Now for something completely different.

9th grade I was homeschooled
10th grade I went to Waldwick, an SDA day junior academy
11th and 12th to Blue Mountain Academy, a boarding school.

I had this idea when I was in the 10th grade that I wanted to attend Public school for a year, and then to a boarding school the next, so i would four different types of schooling for my high school -- just to see what it was like. My Mom said I should if I really wanted to. I was afraid to attend the public school down the street from where we lived on Staten Island, mostly because my only notion of what N.Y.C. public schools were like was from watching TV. So I ended up going to BMA for two years. I have fond memories of BMA, and on the whole I would say it was a good experience for me. Though if I could have done something differently I would have rather have been a village student. (though I must say I had great roommates).
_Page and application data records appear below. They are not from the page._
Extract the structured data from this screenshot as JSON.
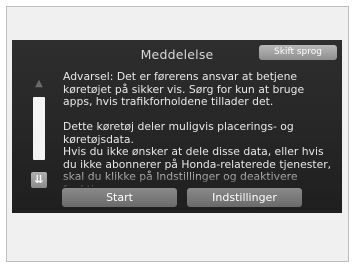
{
  "dialog": {
    "title": "Meddelelse",
    "language_button": "Skift sprog",
    "paragraphs": [
      "Advarsel: Det er førerens ansvar at betjene køretøjet på sikker vis. Sørg for kun at bruge apps, hvis trafikforholdene tillader det.",
      "Dette køretøj deler muligvis placerings- og køretøjsdata.",
      "Hvis du ikke ønsker at dele disse data, eller hvis du ikke abonnerer på Honda-relaterede tjenester, skal du klikke på Indstillinger og deaktivere funktionen."
    ],
    "start_button": "Start",
    "settings_button": "Indstillinger"
  },
  "icons": {
    "scroll_up": "chevron-up-icon",
    "scroll_down": "double-chevron-down-icon"
  },
  "colors": {
    "screen_background": "#262626",
    "text": "#e8e8e8",
    "button": "#7a7a7a",
    "scroll_track": "#f4f4f4"
  }
}
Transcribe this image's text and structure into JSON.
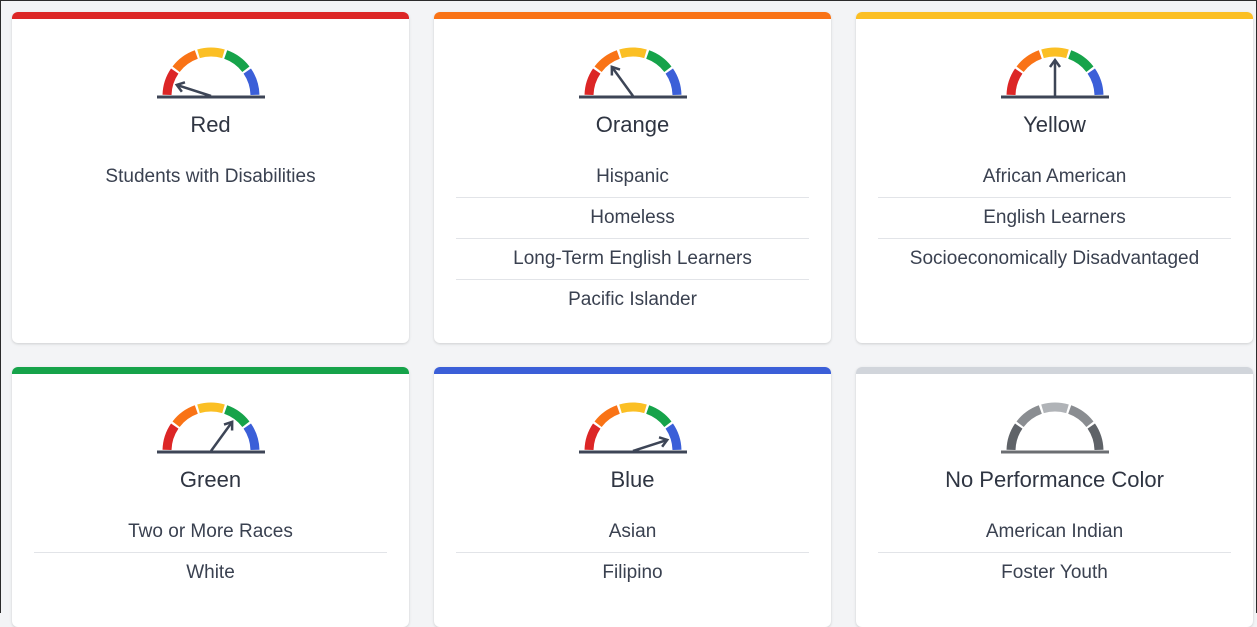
{
  "colors": {
    "red": "#dc2626",
    "orange": "#f97316",
    "yellow": "#fbbf24",
    "green": "#16a34a",
    "blue": "#3b5fd8",
    "gray": "#d1d5db",
    "needle": "#3d4556"
  },
  "cards": [
    {
      "title": "Red",
      "color_key": "red",
      "needle_level": 0,
      "groups": [
        "Students with Disabilities"
      ]
    },
    {
      "title": "Orange",
      "color_key": "orange",
      "needle_level": 1,
      "groups": [
        "Hispanic",
        "Homeless",
        "Long-Term English Learners",
        "Pacific Islander"
      ]
    },
    {
      "title": "Yellow",
      "color_key": "yellow",
      "needle_level": 2,
      "groups": [
        "African American",
        "English Learners",
        "Socioeconomically Disadvantaged"
      ]
    },
    {
      "title": "Green",
      "color_key": "green",
      "needle_level": 3,
      "groups": [
        "Two or More Races",
        "White"
      ]
    },
    {
      "title": "Blue",
      "color_key": "blue",
      "needle_level": 4,
      "groups": [
        "Asian",
        "Filipino"
      ]
    },
    {
      "title": "No Performance Color",
      "color_key": "gray",
      "needle_level": null,
      "groups": [
        "American Indian",
        "Foster Youth"
      ]
    }
  ]
}
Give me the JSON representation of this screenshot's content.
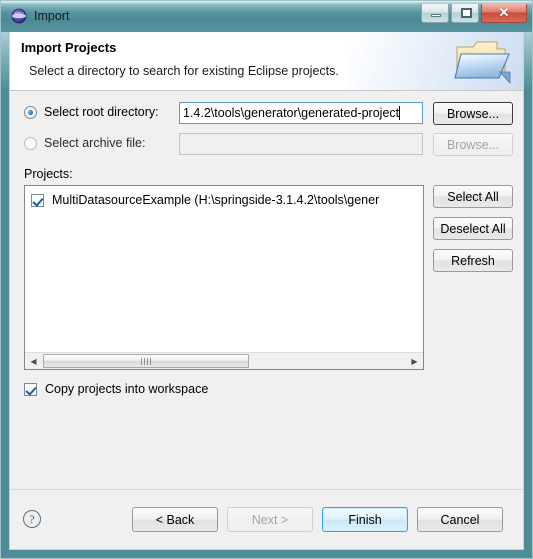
{
  "window": {
    "title": "Import",
    "app_icon": "eclipse-globe-icon",
    "controls": {
      "minimize": "minimize-icon",
      "maximize": "maximize-icon",
      "close": "✕"
    },
    "titlebar_color": "#4e8d98",
    "frame_color": "#6aa3ad"
  },
  "header": {
    "title": "Import Projects",
    "subtitle": "Select a directory to search for existing Eclipse projects.",
    "icon": "open-folder-icon"
  },
  "form": {
    "root_directory": {
      "label": "Select root directory:",
      "selected": true,
      "value": "1.4.2\\tools\\generator\\generated-project",
      "placeholder": "",
      "browse_label": "Browse...",
      "enabled": true
    },
    "archive_file": {
      "label": "Select archive file:",
      "selected": false,
      "value": "",
      "placeholder": "",
      "browse_label": "Browse...",
      "enabled": false
    }
  },
  "projects": {
    "label": "Projects:",
    "items": [
      {
        "checked": true,
        "label": "MultiDatasourceExample (H:\\springside-3.1.4.2\\tools\\gener"
      }
    ],
    "buttons": {
      "select_all": "Select All",
      "deselect_all": "Deselect All",
      "refresh": "Refresh"
    },
    "scrollbar": {
      "left_arrow": "◀",
      "right_arrow": "▶"
    }
  },
  "options": {
    "copy_into_workspace": {
      "label": "Copy projects into workspace",
      "checked": true
    }
  },
  "footer": {
    "help": "?",
    "back": "< Back",
    "next": "Next >",
    "finish": "Finish",
    "cancel": "Cancel",
    "next_enabled": false,
    "default_button": "Finish",
    "default_accent": "#2fa8e0"
  }
}
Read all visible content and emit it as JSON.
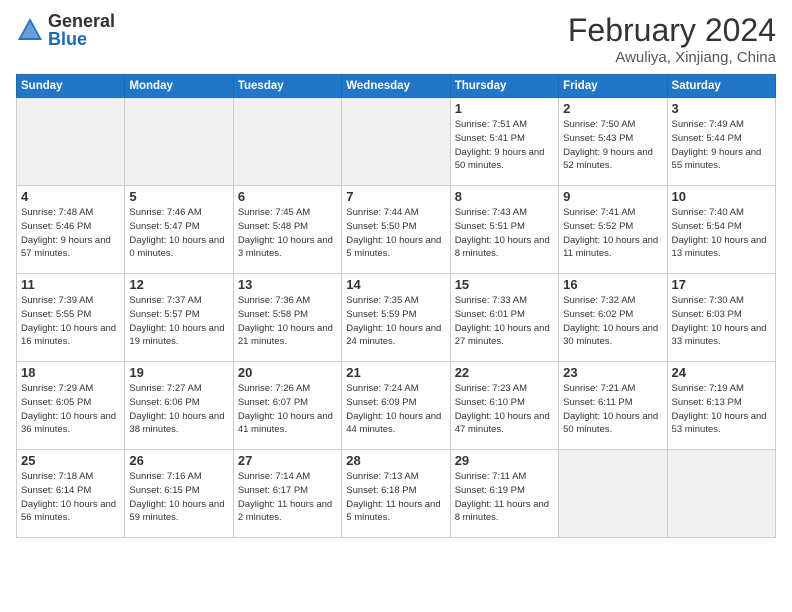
{
  "header": {
    "logo_general": "General",
    "logo_blue": "Blue",
    "title": "February 2024",
    "location": "Awuliya, Xinjiang, China"
  },
  "days_of_week": [
    "Sunday",
    "Monday",
    "Tuesday",
    "Wednesday",
    "Thursday",
    "Friday",
    "Saturday"
  ],
  "weeks": [
    {
      "row_class": "row-odd",
      "days": [
        {
          "num": "",
          "info": "",
          "empty": true
        },
        {
          "num": "",
          "info": "",
          "empty": true
        },
        {
          "num": "",
          "info": "",
          "empty": true
        },
        {
          "num": "",
          "info": "",
          "empty": true
        },
        {
          "num": "1",
          "info": "Sunrise: 7:51 AM\nSunset: 5:41 PM\nDaylight: 9 hours\nand 50 minutes.",
          "empty": false
        },
        {
          "num": "2",
          "info": "Sunrise: 7:50 AM\nSunset: 5:43 PM\nDaylight: 9 hours\nand 52 minutes.",
          "empty": false
        },
        {
          "num": "3",
          "info": "Sunrise: 7:49 AM\nSunset: 5:44 PM\nDaylight: 9 hours\nand 55 minutes.",
          "empty": false
        }
      ]
    },
    {
      "row_class": "row-even",
      "days": [
        {
          "num": "4",
          "info": "Sunrise: 7:48 AM\nSunset: 5:46 PM\nDaylight: 9 hours\nand 57 minutes.",
          "empty": false
        },
        {
          "num": "5",
          "info": "Sunrise: 7:46 AM\nSunset: 5:47 PM\nDaylight: 10 hours\nand 0 minutes.",
          "empty": false
        },
        {
          "num": "6",
          "info": "Sunrise: 7:45 AM\nSunset: 5:48 PM\nDaylight: 10 hours\nand 3 minutes.",
          "empty": false
        },
        {
          "num": "7",
          "info": "Sunrise: 7:44 AM\nSunset: 5:50 PM\nDaylight: 10 hours\nand 5 minutes.",
          "empty": false
        },
        {
          "num": "8",
          "info": "Sunrise: 7:43 AM\nSunset: 5:51 PM\nDaylight: 10 hours\nand 8 minutes.",
          "empty": false
        },
        {
          "num": "9",
          "info": "Sunrise: 7:41 AM\nSunset: 5:52 PM\nDaylight: 10 hours\nand 11 minutes.",
          "empty": false
        },
        {
          "num": "10",
          "info": "Sunrise: 7:40 AM\nSunset: 5:54 PM\nDaylight: 10 hours\nand 13 minutes.",
          "empty": false
        }
      ]
    },
    {
      "row_class": "row-odd",
      "days": [
        {
          "num": "11",
          "info": "Sunrise: 7:39 AM\nSunset: 5:55 PM\nDaylight: 10 hours\nand 16 minutes.",
          "empty": false
        },
        {
          "num": "12",
          "info": "Sunrise: 7:37 AM\nSunset: 5:57 PM\nDaylight: 10 hours\nand 19 minutes.",
          "empty": false
        },
        {
          "num": "13",
          "info": "Sunrise: 7:36 AM\nSunset: 5:58 PM\nDaylight: 10 hours\nand 21 minutes.",
          "empty": false
        },
        {
          "num": "14",
          "info": "Sunrise: 7:35 AM\nSunset: 5:59 PM\nDaylight: 10 hours\nand 24 minutes.",
          "empty": false
        },
        {
          "num": "15",
          "info": "Sunrise: 7:33 AM\nSunset: 6:01 PM\nDaylight: 10 hours\nand 27 minutes.",
          "empty": false
        },
        {
          "num": "16",
          "info": "Sunrise: 7:32 AM\nSunset: 6:02 PM\nDaylight: 10 hours\nand 30 minutes.",
          "empty": false
        },
        {
          "num": "17",
          "info": "Sunrise: 7:30 AM\nSunset: 6:03 PM\nDaylight: 10 hours\nand 33 minutes.",
          "empty": false
        }
      ]
    },
    {
      "row_class": "row-even",
      "days": [
        {
          "num": "18",
          "info": "Sunrise: 7:29 AM\nSunset: 6:05 PM\nDaylight: 10 hours\nand 36 minutes.",
          "empty": false
        },
        {
          "num": "19",
          "info": "Sunrise: 7:27 AM\nSunset: 6:06 PM\nDaylight: 10 hours\nand 38 minutes.",
          "empty": false
        },
        {
          "num": "20",
          "info": "Sunrise: 7:26 AM\nSunset: 6:07 PM\nDaylight: 10 hours\nand 41 minutes.",
          "empty": false
        },
        {
          "num": "21",
          "info": "Sunrise: 7:24 AM\nSunset: 6:09 PM\nDaylight: 10 hours\nand 44 minutes.",
          "empty": false
        },
        {
          "num": "22",
          "info": "Sunrise: 7:23 AM\nSunset: 6:10 PM\nDaylight: 10 hours\nand 47 minutes.",
          "empty": false
        },
        {
          "num": "23",
          "info": "Sunrise: 7:21 AM\nSunset: 6:11 PM\nDaylight: 10 hours\nand 50 minutes.",
          "empty": false
        },
        {
          "num": "24",
          "info": "Sunrise: 7:19 AM\nSunset: 6:13 PM\nDaylight: 10 hours\nand 53 minutes.",
          "empty": false
        }
      ]
    },
    {
      "row_class": "row-odd",
      "days": [
        {
          "num": "25",
          "info": "Sunrise: 7:18 AM\nSunset: 6:14 PM\nDaylight: 10 hours\nand 56 minutes.",
          "empty": false
        },
        {
          "num": "26",
          "info": "Sunrise: 7:16 AM\nSunset: 6:15 PM\nDaylight: 10 hours\nand 59 minutes.",
          "empty": false
        },
        {
          "num": "27",
          "info": "Sunrise: 7:14 AM\nSunset: 6:17 PM\nDaylight: 11 hours\nand 2 minutes.",
          "empty": false
        },
        {
          "num": "28",
          "info": "Sunrise: 7:13 AM\nSunset: 6:18 PM\nDaylight: 11 hours\nand 5 minutes.",
          "empty": false
        },
        {
          "num": "29",
          "info": "Sunrise: 7:11 AM\nSunset: 6:19 PM\nDaylight: 11 hours\nand 8 minutes.",
          "empty": false
        },
        {
          "num": "",
          "info": "",
          "empty": true
        },
        {
          "num": "",
          "info": "",
          "empty": true
        }
      ]
    }
  ]
}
The reason for reminicing is that BMA threw a mini-reunion/fundraiser at the Alumni House last night. It turned out to be more enjoyable than I thought it would be. I saw people that I knew that I wasn't aware were alumni of BMA. And it was good to know that BMA's enrollment was expected to be 250 this fall (when I was there it hovered around 200). They were fundraising for some big projects, one of which is to update the sewer system, which they were told to do by May of 2006.

So this brings the question, do I give them money? Do I support what they are trying to do? If I had lots of money, sure I'd give them some. But I'm poor (not as poor as some, but I'm definately not swimming in the stuff). What would I go without so that students can attend BMA?

Donating to your alma mater always seemed like someone else's job--those people that are listed in the annual report--their job. But now I wonder, -